The par-71 scorecard at TPC Deere Run has three par 5s, four par 3s and 11 par 4s. The course covers 7,289 yards of rugged terrain. Seventy-six bunkers, tree-lined fairways and elevation changes can easily catch the eye, but the blueprint to winning the John Deere is found on the putting surfaces. The answer why can be found in one of the oldest misconceptions about tournament golf.
“Good putters have an advantage on easy greens.”
Most golf fans believe the opposite. Fact is, the more difficult you make the putting surfaces, the harder it is for everyone. A course like Augusta National Golf Club mitigates putting because the entire field is just trying to two-putt. At TPC Deere Run, players can make a bunch of birdie putts. When the greens are flat, great putters convert more putts than average putters.
• The last five winners of the John Deere Classic have gained an average of seven strokes (6.8) against the field with their flatstick.
• Seven of the last 10 winners have gained more than four strokes on the greens against the field.
• Players make more putts in the 5-10’, 10-15’, and 15-20’ zones at TPC Deere Run than the PGA TOUR average.
Ryder Cup Captains Steve Stricker and Zach Johnson have four wins combined at the John Deere Classic. Stricker won the tournament three years in a row (2009-11). Other recent winners are known to be great on the greens, including Brian Harman, Ryan Moore and Jordan Spieth. Before we hand the trophy over to Denny McCarthy, let’s take a deeper look into how the guys can give themselves opportunities to use the putter.
The leader in Greens in Regulation gained in the field is Alex Smalley (+3300 BetMGM). Smalley’s ball-striking also keeps him in the top five for proximity to the hole on approach. Another player of interest is Emiliano Grillo (+2800 BetMGM). Grillo sits in the top five of this field for Strokes Gained: Approach and GIRs gained. A better putter than Smalley, he already has a win on the PGA TOUR this season. I mentioned Denny McCarthy (+1400 Bet MGM), the tournament betting favorite, but can his ball-striking keep up with players like Grillo and Smalley?
Emiliano Grillo wins Charles Schwab Challenge
McCarthy has a runner-up finish at the Memorial Tournament presented by Workday and three top 10s in his last six starts. He fits the narrative of a first-time winner. Can McCarthy create enough chances? Poston gained 13 strokes against the field tee-to-green in 2022. The year before, Lucas Glover aided his win by gaining over seven strokes against the field on approach.
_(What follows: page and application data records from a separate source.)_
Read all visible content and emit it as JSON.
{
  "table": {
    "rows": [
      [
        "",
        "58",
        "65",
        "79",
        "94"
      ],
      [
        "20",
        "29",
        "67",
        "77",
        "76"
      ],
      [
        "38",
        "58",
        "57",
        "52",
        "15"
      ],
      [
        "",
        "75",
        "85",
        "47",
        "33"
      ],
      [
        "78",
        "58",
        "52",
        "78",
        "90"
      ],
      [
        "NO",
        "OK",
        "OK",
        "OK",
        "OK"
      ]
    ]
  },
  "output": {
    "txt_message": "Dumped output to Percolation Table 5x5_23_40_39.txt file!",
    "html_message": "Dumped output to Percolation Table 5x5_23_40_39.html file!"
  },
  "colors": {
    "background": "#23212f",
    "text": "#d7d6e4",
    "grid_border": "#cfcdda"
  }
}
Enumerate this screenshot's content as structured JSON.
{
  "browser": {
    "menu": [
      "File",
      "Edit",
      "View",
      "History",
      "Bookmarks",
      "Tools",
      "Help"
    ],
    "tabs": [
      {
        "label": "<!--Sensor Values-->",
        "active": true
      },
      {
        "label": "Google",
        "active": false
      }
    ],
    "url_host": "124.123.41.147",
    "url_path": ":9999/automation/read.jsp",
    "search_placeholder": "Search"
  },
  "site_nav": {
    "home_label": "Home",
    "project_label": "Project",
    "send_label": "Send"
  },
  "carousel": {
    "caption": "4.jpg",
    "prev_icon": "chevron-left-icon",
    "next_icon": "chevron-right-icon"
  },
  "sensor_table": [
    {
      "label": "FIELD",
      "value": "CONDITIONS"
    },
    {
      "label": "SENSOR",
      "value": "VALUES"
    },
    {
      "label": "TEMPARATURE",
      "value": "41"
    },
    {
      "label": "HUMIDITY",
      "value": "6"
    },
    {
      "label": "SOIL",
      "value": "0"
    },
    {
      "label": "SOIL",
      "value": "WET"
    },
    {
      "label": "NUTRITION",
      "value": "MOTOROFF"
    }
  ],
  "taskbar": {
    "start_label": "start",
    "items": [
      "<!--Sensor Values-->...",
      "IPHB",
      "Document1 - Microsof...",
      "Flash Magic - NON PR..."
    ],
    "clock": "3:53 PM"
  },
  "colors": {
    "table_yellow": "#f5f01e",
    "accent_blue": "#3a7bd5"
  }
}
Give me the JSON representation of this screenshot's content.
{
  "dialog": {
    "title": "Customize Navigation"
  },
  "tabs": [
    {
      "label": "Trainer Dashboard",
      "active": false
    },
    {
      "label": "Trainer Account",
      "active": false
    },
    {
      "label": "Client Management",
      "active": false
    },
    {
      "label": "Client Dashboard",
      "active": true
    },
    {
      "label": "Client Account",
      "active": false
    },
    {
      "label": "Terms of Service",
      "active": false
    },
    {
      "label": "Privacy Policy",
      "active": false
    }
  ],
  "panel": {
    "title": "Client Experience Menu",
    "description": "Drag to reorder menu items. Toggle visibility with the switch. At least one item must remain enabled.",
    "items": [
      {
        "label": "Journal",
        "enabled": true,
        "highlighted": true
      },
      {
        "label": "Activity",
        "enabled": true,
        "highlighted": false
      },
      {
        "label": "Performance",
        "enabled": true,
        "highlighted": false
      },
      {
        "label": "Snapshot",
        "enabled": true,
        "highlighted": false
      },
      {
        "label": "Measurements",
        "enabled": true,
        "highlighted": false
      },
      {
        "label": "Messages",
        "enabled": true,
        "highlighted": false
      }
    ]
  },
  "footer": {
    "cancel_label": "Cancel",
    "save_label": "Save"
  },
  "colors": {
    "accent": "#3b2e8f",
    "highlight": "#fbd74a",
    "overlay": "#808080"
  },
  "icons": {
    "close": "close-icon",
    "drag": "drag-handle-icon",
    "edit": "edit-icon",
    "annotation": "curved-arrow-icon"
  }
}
Ball-striking plays a major role and Denny leaves us with some doubt.
Sitting just below McCarthy on the betting board is Indiana native Adam Schenk (+2800 Bet MGM). He is ranked top seven in both GIRs gained and SG: Approach. Equally important, he is also ranked fourth in birdie-or-better percentage. That means Schenk can convert opportunities. He closed with a 66 on Sunday at the Rocket Mortgage Classic to finish seventh.
Adam Schenk sinks a 40-foot birdie at Rocket Mortgage
The last six winners of the John Deere Classic played the week before on the PGA TOUR. Follow Schenk’s fluid flatstick and his Midwestern connection to the region. McCarthy can fill up the cup, but don’t slight Schenk’s putter. He has gained positive strokes in six of his last eight starts on the greens. Schenk’s ability to score is what will ultimately send him into the winner’s circle on Sunday.
Keith Stewart is a five-time award winning PGA Professional who covers the PGA TOUR and LPGA from a betting perspective. Founder of Read The Line, he is also published by Sports Illustrated and The Sporting News. Follow Keith Stewart on Twitter.